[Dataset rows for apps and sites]
——

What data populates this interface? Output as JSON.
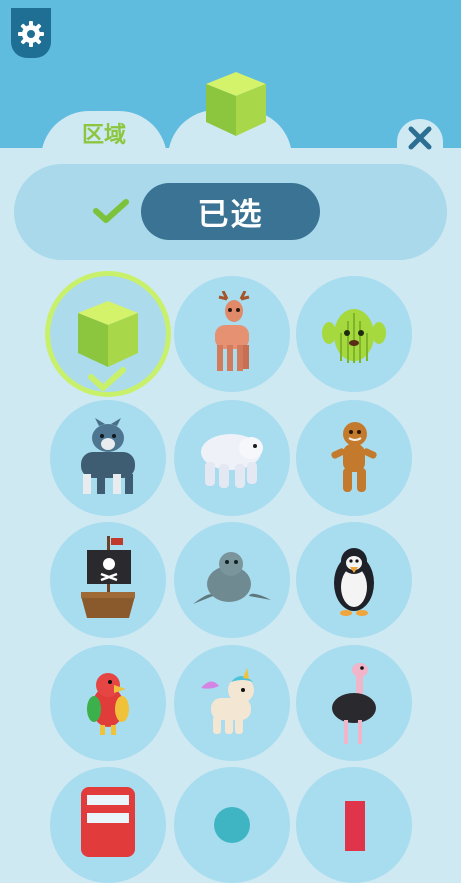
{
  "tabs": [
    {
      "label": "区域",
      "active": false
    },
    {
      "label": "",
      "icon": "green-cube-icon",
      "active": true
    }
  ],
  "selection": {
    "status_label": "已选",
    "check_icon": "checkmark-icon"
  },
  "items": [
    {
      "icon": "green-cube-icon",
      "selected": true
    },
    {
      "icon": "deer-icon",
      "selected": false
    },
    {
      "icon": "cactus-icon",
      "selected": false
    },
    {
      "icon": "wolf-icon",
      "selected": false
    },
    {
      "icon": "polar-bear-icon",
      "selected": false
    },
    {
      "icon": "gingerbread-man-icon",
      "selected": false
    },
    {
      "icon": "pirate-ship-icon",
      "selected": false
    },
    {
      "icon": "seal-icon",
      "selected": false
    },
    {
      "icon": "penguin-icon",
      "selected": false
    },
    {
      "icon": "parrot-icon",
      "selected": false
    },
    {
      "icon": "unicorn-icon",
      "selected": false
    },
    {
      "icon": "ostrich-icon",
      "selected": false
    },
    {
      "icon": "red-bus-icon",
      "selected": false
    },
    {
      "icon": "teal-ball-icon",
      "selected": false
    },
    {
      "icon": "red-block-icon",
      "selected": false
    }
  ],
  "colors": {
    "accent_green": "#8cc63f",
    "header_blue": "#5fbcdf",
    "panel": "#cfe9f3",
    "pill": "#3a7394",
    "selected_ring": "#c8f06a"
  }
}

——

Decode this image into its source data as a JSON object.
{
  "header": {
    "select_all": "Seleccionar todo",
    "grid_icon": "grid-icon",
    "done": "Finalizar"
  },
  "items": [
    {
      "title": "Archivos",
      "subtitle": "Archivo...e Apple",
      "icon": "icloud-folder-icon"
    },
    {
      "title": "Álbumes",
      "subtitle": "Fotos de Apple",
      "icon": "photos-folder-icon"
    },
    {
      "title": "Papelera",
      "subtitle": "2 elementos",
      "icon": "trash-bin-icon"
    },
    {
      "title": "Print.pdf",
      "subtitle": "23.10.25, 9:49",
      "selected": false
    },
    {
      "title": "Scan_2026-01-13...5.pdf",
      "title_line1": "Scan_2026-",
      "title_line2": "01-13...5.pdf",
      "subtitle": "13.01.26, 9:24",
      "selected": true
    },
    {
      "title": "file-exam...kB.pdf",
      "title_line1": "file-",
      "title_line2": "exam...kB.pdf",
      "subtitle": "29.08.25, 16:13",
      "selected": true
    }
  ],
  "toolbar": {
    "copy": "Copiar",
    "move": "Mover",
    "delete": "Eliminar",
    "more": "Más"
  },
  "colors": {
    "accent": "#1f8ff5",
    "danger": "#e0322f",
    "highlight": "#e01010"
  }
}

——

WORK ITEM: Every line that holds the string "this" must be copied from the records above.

EXERCISE RESULT:
What data populates this interface? Output as JSON.
Decode this image into its source data as a JSON object.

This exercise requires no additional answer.